Tuesday, February 14, 2012

Coffee's Local Flavor

 By Alia Gray, PR Director

 Hi. My name is Alia … and I’m addicted to coffee.

As a public relations student and an athlete, my days tend to fill up pretty quickly. So, I rely on my favorite performance enhancer: a strong French roast, with just a touch of cream.

Seriously, though – on those rare mornings that I fail to factor in enough time to grab my morning cup of joe, my eyelids droop a dangerous amount and my motor functions just aren’t there.

Coffee Craze

The mere thought of coffee actually has the power to get me out of bed in the morning.

I know that I’m far from being alone here. The love/dependence on coffee that many people share has allowed companies like Starbucks to make boatloads of money.

Local Flavor

In my own coffee ventures, I decided to start trying out some of the local shops that Chico has to offer. Empire Coffee, Naked Lounge and Augie’s Cafe are just a few locally-owned and operated coffee venues.

These places supply a unique ambiance, often exhibiting the work of local artists. As it turns out, the coffee prices generally aren’t any more than your generic Starbucks or Peet’s.

Don’t get me wrong – Starbucks and Peet’s have been very, very good to me in the past. There is definitely something to be said about a quality product with consistency.

However, I’ve decided to use my addiction to better the local economy when I can, even if it’s in small, simple ways.

When I’m choosing what cafe I want to spend my afternoon in to get some work done, I try to lean toward locally-owned operations. That way, I get my daily fix and give my local stomping ground a boost. Win-win.

At least my addiction is benefiting something, right?

Behind every successful woman is a substantial amount of coffee.” – Stephanie Piro   

Friday, February 10, 2012

How to Make a Business Card

By Mark Rojas, Art Director 

Business cards are very important networking tools, not just a resource to try to win free lunches. My basic recommendations include carrying them with you at all times and to not be afraid to deal them out in multiple quantities.

I have made a video to show you the basics of making your own card that you can print at home. To fully utilize the guide you will need access to a computer with Adobe InDesign 5 (earlier editions will not work with the template) and buy some heavy paper at your local supply store. Color is optional but please be conservative and do not use too many colors.

If you have any questions about the video or want a more clear description comment below and I will be sure to answer when available.

Thanks for reading and good luck at landing that dream career. 

Wednesday, February 8, 2012

Clue Into Your Craze

By Megan Grasty, General Manager
My passion for food, cooking, eating and baking has led me to discover a new version of cookbooks: blogs.

I’ve found that food blogs are an enhanced version of a cookbook; they have a never-ending index of recipes utilizing the most up-to-date trends in food.

New and interesting recipes aren’t the only things I look for when finding a new blog to follow, the wit of the writer is just as important to me.

My all-time favorite blog is Joy the Baker. She not only has delicious recipes, but she includes charm and humor into her edible storytelling.

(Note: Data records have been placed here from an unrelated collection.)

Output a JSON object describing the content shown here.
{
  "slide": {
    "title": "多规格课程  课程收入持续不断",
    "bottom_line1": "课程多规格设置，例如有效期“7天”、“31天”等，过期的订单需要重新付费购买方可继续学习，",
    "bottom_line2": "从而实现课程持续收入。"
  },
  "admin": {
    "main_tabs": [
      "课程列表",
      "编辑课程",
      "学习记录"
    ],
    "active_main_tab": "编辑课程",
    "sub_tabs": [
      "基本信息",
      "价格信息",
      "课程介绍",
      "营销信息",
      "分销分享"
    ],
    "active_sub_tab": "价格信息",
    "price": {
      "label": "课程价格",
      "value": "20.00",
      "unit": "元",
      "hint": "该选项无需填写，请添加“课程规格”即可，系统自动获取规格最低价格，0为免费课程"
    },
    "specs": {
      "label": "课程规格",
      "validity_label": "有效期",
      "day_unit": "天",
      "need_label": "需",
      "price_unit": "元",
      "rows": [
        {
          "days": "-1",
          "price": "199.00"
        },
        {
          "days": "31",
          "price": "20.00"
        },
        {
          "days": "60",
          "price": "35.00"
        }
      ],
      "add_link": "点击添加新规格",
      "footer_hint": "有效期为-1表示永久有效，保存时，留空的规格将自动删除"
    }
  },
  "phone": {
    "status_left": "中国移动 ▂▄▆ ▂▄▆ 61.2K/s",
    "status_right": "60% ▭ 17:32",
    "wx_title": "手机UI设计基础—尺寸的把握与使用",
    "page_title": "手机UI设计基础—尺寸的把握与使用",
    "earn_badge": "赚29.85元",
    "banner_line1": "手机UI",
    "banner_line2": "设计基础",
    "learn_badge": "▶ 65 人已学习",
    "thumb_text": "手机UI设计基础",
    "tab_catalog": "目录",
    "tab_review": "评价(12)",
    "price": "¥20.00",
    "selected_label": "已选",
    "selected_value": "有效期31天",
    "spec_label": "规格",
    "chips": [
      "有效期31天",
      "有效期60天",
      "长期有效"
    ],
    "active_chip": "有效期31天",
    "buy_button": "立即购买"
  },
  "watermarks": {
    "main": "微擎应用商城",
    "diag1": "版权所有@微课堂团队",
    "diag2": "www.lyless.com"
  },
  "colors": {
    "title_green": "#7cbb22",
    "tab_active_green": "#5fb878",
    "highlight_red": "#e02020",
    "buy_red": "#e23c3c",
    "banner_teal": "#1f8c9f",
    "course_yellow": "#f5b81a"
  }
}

 Some of my other favorites are: 
Reading these blogs might be my form of entertainment, but blogs should also be used as educational tools for industry trends.

As PR practitioners, it is imperative to stay up to date on the latest news and trends. Whether working in tech, lifestyle or entertainment, there are blogs to follow.

I used to think I wasn’t interested in the tech industry until I started following the blog Mashable through an app on my iPhone. Now I find myself curious about Google’s next move or explaining issues such as SOPA to my friends.

Some other useful tech blogs include

The lifestyle industry has always been an interest of mine as well, from food to travel to hospitality and more.

Some lifestyle blogs:

Basically blogs are a fast and fun way to keep informed, learn new facts and remain in touch with the latest craze.

Whether following your passion or following your industry, figure out what you love and immerse yourself in it.